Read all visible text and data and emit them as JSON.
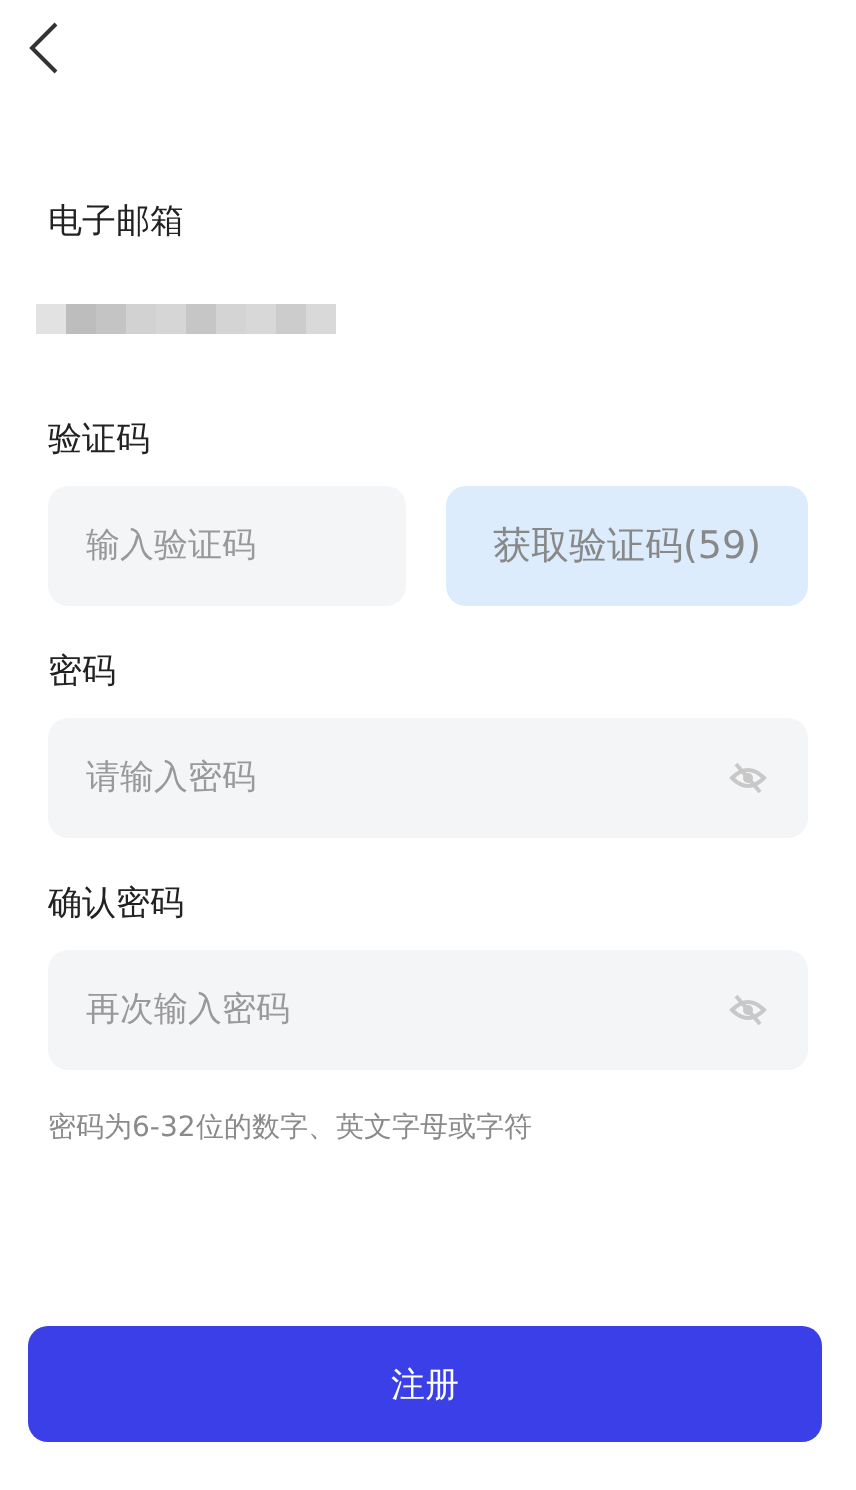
{
  "fields": [
    {
      "kind": "redacted",
      "label": "电子邮箱"
    },
    {
      "kind": "code",
      "label": "验证码",
      "placeholder": "输入验证码",
      "button": {
        "label": "获取验证码(59)",
        "disabled": true
      }
    },
    {
      "kind": "password",
      "label": "密码",
      "placeholder": "请输入密码",
      "visible": false
    },
    {
      "kind": "password",
      "label": "确认密码",
      "placeholder": "再次输入密码",
      "visible": false
    }
  ],
  "hint": "密码为6-32位的数字、英文字母或字符",
  "submit": {
    "label": "注册"
  }
}
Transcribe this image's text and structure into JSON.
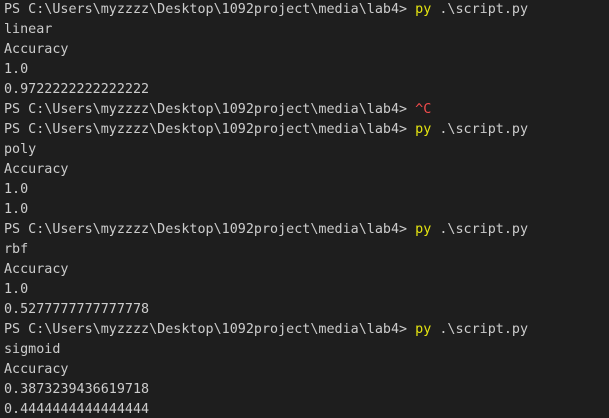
{
  "colors": {
    "background": "#1e1e1e",
    "text": "#cccccc",
    "command": "#e5e510",
    "interrupt": "#f14c4c"
  },
  "terminal": {
    "lines": [
      {
        "type": "prompt",
        "prompt": "PS C:\\Users\\myzzzz\\Desktop\\1092project\\media\\lab4> ",
        "command": "py",
        "args": " .\\script.py"
      },
      {
        "type": "output",
        "text": "linear"
      },
      {
        "type": "output",
        "text": "Accuracy"
      },
      {
        "type": "output",
        "text": "1.0"
      },
      {
        "type": "output",
        "text": "0.9722222222222222"
      },
      {
        "type": "interrupt",
        "prompt": "PS C:\\Users\\myzzzz\\Desktop\\1092project\\media\\lab4> ",
        "signal": "^C"
      },
      {
        "type": "prompt",
        "prompt": "PS C:\\Users\\myzzzz\\Desktop\\1092project\\media\\lab4> ",
        "command": "py",
        "args": " .\\script.py"
      },
      {
        "type": "output",
        "text": "poly"
      },
      {
        "type": "output",
        "text": "Accuracy"
      },
      {
        "type": "output",
        "text": "1.0"
      },
      {
        "type": "output",
        "text": "1.0"
      },
      {
        "type": "prompt",
        "prompt": "PS C:\\Users\\myzzzz\\Desktop\\1092project\\media\\lab4> ",
        "command": "py",
        "args": " .\\script.py"
      },
      {
        "type": "output",
        "text": "rbf"
      },
      {
        "type": "output",
        "text": "Accuracy"
      },
      {
        "type": "output",
        "text": "1.0"
      },
      {
        "type": "output",
        "text": "0.5277777777777778"
      },
      {
        "type": "prompt",
        "prompt": "PS C:\\Users\\myzzzz\\Desktop\\1092project\\media\\lab4> ",
        "command": "py",
        "args": " .\\script.py"
      },
      {
        "type": "output",
        "text": "sigmoid"
      },
      {
        "type": "output",
        "text": "Accuracy"
      },
      {
        "type": "output",
        "text": "0.3873239436619718"
      },
      {
        "type": "output",
        "text": "0.4444444444444444"
      }
    ]
  }
}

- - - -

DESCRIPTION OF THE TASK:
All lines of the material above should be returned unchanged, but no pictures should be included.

OUTPUT OF THE EXERCISE:
Read all visible text and data and emit them as JSON.
{
  "fields": [
    {
      "kind": "redacted",
      "label": "电子邮箱"
    },
    {
      "kind": "code",
      "label": "验证码",
      "placeholder": "输入验证码",
      "button": {
        "label": "获取验证码(59)",
        "disabled": true
      }
    },
    {
      "kind": "password",
      "label": "密码",
      "placeholder": "请输入密码",
      "visible": false
    },
    {
      "kind": "password",
      "label": "确认密码",
      "placeholder": "再次输入密码",
      "visible": false
    }
  ],
  "hint": "密码为6-32位的数字、英文字母或字符",
  "submit": {
    "label": "注册"
  }
}
Transcribe this image's text and structure into JSON.
{
  "colors": {
    "background": "#1e1e1e",
    "text": "#cccccc",
    "command": "#e5e510",
    "interrupt": "#f14c4c"
  },
  "terminal": {
    "lines": [
      {
        "type": "prompt",
        "prompt": "PS C:\\Users\\myzzzz\\Desktop\\1092project\\media\\lab4> ",
        "command": "py",
        "args": " .\\script.py"
      },
      {
        "type": "output",
        "text": "linear"
      },
      {
        "type": "output",
        "text": "Accuracy"
      },
      {
        "type": "output",
        "text": "1.0"
      },
      {
        "type": "output",
        "text": "0.9722222222222222"
      },
      {
        "type": "interrupt",
        "prompt": "PS C:\\Users\\myzzzz\\Desktop\\1092project\\media\\lab4> ",
        "signal": "^C"
      },
      {
        "type": "prompt",
        "prompt": "PS C:\\Users\\myzzzz\\Desktop\\1092project\\media\\lab4> ",
        "command": "py",
        "args": " .\\script.py"
      },
      {
        "type": "output",
        "text": "poly"
      },
      {
        "type": "output",
        "text": "Accuracy"
      },
      {
        "type": "output",
        "text": "1.0"
      },
      {
        "type": "output",
        "text": "1.0"
      },
      {
        "type": "prompt",
        "prompt": "PS C:\\Users\\myzzzz\\Desktop\\1092project\\media\\lab4> ",
        "command": "py",
        "args": " .\\script.py"
      },
      {
        "type": "output",
        "text": "rbf"
      },
      {
        "type": "output",
        "text": "Accuracy"
      },
      {
        "type": "output",
        "text": "1.0"
      },
      {
        "type": "output",
        "text": "0.5277777777777778"
      },
      {
        "type": "prompt",
        "prompt": "PS C:\\Users\\myzzzz\\Desktop\\1092project\\media\\lab4> ",
        "command": "py",
        "args": " .\\script.py"
      },
      {
        "type": "output",
        "text": "sigmoid"
      },
      {
        "type": "output",
        "text": "Accuracy"
      },
      {
        "type": "output",
        "text": "0.3873239436619718"
      },
      {
        "type": "output",
        "text": "0.4444444444444444"
      }
    ]
  }
}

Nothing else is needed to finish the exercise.